→ Problem details: Reproduce all entries precisely as they are written.

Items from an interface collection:

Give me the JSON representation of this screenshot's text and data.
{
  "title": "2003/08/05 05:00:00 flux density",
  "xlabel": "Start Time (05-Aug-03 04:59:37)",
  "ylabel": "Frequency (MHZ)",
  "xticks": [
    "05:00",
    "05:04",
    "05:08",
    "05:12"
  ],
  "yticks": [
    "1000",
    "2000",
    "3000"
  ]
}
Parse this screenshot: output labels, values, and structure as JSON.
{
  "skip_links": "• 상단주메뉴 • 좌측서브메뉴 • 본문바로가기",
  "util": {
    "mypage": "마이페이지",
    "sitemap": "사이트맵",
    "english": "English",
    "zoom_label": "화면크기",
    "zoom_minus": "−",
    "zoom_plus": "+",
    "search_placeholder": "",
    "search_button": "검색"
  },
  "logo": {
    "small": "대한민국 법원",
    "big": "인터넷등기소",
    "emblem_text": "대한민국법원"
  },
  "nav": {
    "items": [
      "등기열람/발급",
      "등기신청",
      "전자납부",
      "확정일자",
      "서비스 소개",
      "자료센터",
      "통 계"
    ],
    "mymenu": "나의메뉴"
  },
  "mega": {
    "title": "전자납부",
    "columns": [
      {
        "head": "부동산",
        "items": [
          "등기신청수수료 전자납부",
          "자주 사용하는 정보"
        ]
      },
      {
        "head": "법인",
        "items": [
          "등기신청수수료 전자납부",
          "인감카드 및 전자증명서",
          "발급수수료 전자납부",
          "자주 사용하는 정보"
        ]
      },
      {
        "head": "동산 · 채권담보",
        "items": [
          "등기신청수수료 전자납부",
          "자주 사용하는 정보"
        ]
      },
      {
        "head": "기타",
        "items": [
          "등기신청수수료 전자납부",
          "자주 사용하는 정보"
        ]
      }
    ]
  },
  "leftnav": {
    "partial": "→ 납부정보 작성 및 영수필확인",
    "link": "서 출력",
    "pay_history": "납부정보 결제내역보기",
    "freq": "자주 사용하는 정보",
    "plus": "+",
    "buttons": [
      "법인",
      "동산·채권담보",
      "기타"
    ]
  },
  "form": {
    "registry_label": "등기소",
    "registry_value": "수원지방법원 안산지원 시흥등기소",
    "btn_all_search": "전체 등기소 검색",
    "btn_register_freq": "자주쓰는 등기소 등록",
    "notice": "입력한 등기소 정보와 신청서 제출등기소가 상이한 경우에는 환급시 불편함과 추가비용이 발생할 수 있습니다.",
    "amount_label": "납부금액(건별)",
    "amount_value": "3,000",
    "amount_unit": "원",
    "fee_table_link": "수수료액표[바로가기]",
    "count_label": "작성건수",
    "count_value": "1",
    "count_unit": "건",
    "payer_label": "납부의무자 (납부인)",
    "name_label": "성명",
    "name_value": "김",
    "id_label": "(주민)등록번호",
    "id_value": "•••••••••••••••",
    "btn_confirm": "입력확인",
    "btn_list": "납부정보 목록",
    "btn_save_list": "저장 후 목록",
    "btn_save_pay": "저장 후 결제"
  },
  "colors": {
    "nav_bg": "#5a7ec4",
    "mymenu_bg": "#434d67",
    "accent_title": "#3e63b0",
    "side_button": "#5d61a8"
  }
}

→ Solution to the exercise:
Give me the JSON representation of this screenshot's text and data.
{
  "title": "2003/08/05 05:00:00 flux density",
  "xlabel": "Start Time (05-Aug-03 04:59:37)",
  "ylabel": "Frequency (MHZ)",
  "xticks": [
    "05:00",
    "05:04",
    "05:08",
    "05:12"
  ],
  "yticks": [
    "1000",
    "2000",
    "3000"
  ]
}
Parse this screenshot: output labels, values, and structure as JSON.
{
  "skip_links": "• 상단주메뉴 • 좌측서브메뉴 • 본문바로가기",
  "util": {
    "mypage": "마이페이지",
    "sitemap": "사이트맵",
    "english": "English",
    "zoom_label": "화면크기",
    "zoom_minus": "−",
    "zoom_plus": "+",
    "search_placeholder": "",
    "search_button": "검색"
  },
  "logo": {
    "small": "대한민국 법원",
    "big": "인터넷등기소",
    "emblem_text": "대한민국법원"
  },
  "nav": {
    "items": [
      "등기열람/발급",
      "등기신청",
      "전자납부",
      "확정일자",
      "서비스 소개",
      "자료센터",
      "통 계"
    ],
    "mymenu": "나의메뉴"
  },
  "mega": {
    "title": "전자납부",
    "columns": [
      {
        "head": "부동산",
        "items": [
          "등기신청수수료 전자납부",
          "자주 사용하는 정보"
        ]
      },
      {
        "head": "법인",
        "items": [
          "등기신청수수료 전자납부",
          "인감카드 및 전자증명서",
          "발급수수료 전자납부",
          "자주 사용하는 정보"
        ]
      },
      {
        "head": "동산 · 채권담보",
        "items": [
          "등기신청수수료 전자납부",
          "자주 사용하는 정보"
        ]
      },
      {
        "head": "기타",
        "items": [
          "등기신청수수료 전자납부",
          "자주 사용하는 정보"
        ]
      }
    ]
  },
  "leftnav": {
    "partial": "→ 납부정보 작성 및 영수필확인",
    "link": "서 출력",
    "pay_history": "납부정보 결제내역보기",
    "freq": "자주 사용하는 정보",
    "plus": "+",
    "buttons": [
      "법인",
      "동산·채권담보",
      "기타"
    ]
  },
  "form": {
    "registry_label": "등기소",
    "registry_value": "수원지방법원 안산지원 시흥등기소",
    "btn_all_search": "전체 등기소 검색",
    "btn_register_freq": "자주쓰는 등기소 등록",
    "notice": "입력한 등기소 정보와 신청서 제출등기소가 상이한 경우에는 환급시 불편함과 추가비용이 발생할 수 있습니다.",
    "amount_label": "납부금액(건별)",
    "amount_value": "3,000",
    "amount_unit": "원",
    "fee_table_link": "수수료액표[바로가기]",
    "count_label": "작성건수",
    "count_value": "1",
    "count_unit": "건",
    "payer_label": "납부의무자 (납부인)",
    "name_label": "성명",
    "name_value": "김",
    "id_label": "(주민)등록번호",
    "id_value": "•••••••••••••••",
    "btn_confirm": "입력확인",
    "btn_list": "납부정보 목록",
    "btn_save_list": "저장 후 목록",
    "btn_save_pay": "저장 후 결제"
  },
  "colors": {
    "nav_bg": "#5a7ec4",
    "mymenu_bg": "#434d67",
    "accent_title": "#3e63b0",
    "side_button": "#5d61a8"
  }
}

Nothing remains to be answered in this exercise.